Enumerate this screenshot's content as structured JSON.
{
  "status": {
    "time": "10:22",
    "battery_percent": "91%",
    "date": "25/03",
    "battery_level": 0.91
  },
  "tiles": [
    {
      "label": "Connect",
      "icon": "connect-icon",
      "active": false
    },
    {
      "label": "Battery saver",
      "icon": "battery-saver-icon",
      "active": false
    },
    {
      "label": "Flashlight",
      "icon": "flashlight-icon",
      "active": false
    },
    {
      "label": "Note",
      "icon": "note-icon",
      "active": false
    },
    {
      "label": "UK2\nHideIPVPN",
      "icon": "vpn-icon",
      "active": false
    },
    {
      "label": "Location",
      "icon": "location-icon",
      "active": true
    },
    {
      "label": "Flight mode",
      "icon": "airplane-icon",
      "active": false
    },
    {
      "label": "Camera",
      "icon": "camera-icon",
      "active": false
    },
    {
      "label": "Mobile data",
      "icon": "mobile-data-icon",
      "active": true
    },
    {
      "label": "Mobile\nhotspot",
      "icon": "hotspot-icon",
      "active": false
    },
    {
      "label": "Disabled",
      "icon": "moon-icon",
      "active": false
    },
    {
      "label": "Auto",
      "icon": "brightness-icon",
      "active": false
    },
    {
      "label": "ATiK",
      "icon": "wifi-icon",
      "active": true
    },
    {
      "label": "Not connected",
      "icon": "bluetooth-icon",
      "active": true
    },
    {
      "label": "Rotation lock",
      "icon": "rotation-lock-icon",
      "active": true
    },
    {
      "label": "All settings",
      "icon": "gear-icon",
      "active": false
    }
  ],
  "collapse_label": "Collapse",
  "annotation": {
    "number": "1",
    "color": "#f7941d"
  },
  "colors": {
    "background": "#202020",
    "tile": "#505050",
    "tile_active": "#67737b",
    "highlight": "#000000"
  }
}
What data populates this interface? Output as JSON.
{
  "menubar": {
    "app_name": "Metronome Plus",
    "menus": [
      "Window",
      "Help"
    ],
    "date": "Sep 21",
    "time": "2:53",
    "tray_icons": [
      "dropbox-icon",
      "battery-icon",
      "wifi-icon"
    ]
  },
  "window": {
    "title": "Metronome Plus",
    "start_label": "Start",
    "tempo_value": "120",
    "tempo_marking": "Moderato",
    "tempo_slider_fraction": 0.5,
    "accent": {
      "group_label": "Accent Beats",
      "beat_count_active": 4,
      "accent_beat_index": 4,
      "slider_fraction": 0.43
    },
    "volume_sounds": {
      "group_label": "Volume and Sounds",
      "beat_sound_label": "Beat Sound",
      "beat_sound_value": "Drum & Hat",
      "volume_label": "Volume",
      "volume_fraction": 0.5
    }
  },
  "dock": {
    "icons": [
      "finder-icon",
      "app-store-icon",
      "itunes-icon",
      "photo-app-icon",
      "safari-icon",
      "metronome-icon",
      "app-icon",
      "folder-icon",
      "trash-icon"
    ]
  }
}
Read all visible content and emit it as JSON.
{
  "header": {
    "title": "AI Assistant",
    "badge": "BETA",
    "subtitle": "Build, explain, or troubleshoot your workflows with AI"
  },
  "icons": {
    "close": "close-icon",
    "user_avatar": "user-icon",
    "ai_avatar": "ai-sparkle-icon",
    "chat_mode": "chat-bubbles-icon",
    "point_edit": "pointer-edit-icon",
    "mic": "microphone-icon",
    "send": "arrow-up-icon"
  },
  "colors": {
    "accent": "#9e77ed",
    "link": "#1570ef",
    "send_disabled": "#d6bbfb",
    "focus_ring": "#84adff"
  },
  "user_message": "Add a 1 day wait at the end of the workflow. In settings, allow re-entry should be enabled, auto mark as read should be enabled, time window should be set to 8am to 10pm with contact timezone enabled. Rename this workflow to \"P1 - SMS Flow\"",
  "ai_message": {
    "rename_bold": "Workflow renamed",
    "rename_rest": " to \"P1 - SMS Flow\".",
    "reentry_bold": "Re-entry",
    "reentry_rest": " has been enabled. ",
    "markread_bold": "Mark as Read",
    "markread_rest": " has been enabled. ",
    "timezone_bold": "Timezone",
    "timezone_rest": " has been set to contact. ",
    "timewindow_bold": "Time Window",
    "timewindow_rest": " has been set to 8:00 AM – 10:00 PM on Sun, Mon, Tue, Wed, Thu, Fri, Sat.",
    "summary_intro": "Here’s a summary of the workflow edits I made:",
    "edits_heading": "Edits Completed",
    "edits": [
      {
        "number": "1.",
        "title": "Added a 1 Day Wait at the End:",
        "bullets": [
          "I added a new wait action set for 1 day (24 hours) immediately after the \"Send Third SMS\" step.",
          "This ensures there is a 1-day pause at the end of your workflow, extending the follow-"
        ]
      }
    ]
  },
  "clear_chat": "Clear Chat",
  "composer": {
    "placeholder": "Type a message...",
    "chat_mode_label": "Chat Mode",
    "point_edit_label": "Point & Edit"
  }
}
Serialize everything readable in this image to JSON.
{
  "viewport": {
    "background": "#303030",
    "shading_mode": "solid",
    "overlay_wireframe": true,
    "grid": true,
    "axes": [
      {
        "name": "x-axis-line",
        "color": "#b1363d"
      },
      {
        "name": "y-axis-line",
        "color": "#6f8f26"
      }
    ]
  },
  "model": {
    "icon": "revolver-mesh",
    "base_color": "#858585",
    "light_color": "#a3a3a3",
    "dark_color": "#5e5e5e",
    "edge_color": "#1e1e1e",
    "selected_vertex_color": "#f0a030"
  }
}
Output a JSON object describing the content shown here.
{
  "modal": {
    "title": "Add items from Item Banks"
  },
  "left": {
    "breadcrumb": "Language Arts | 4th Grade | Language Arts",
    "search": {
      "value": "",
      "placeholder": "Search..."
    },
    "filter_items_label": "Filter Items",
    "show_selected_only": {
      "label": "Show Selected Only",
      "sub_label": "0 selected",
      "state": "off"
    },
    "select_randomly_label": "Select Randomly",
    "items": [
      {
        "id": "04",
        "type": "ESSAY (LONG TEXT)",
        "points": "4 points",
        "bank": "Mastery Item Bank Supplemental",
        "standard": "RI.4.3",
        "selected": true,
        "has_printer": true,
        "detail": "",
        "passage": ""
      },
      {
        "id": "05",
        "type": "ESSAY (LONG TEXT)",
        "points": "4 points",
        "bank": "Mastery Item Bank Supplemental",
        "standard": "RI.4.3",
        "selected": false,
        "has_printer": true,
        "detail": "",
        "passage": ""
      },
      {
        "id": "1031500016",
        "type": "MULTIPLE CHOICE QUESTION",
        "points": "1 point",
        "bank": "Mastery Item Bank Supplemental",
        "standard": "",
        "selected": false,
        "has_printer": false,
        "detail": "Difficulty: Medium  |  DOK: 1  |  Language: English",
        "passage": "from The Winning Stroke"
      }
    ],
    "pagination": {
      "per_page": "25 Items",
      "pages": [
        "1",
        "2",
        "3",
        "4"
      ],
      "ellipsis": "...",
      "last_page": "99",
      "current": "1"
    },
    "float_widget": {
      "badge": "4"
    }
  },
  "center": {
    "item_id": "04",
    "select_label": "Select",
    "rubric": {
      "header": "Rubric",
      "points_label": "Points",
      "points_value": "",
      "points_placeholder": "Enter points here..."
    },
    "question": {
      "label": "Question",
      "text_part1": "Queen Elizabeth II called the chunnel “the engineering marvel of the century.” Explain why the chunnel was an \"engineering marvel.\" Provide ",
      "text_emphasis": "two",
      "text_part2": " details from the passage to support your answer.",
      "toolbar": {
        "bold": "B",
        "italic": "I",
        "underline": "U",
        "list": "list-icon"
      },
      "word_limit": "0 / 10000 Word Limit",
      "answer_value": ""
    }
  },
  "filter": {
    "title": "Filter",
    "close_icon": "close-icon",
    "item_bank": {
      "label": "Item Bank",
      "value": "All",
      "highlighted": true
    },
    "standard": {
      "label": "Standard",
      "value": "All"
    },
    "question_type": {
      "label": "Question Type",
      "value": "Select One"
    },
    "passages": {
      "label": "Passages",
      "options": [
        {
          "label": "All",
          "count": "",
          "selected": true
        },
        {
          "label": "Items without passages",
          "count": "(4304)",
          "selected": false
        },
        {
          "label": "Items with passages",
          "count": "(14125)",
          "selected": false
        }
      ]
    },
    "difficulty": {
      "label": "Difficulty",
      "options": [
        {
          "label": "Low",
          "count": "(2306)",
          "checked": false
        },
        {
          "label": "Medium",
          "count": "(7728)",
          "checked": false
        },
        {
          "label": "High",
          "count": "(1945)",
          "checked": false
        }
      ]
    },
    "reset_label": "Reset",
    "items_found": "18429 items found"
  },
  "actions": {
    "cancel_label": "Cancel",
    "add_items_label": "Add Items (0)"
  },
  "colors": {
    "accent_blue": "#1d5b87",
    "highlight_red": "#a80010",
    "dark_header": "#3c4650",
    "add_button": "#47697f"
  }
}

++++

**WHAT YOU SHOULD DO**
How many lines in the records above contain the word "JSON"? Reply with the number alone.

**EXERCISE OUTPUT**
5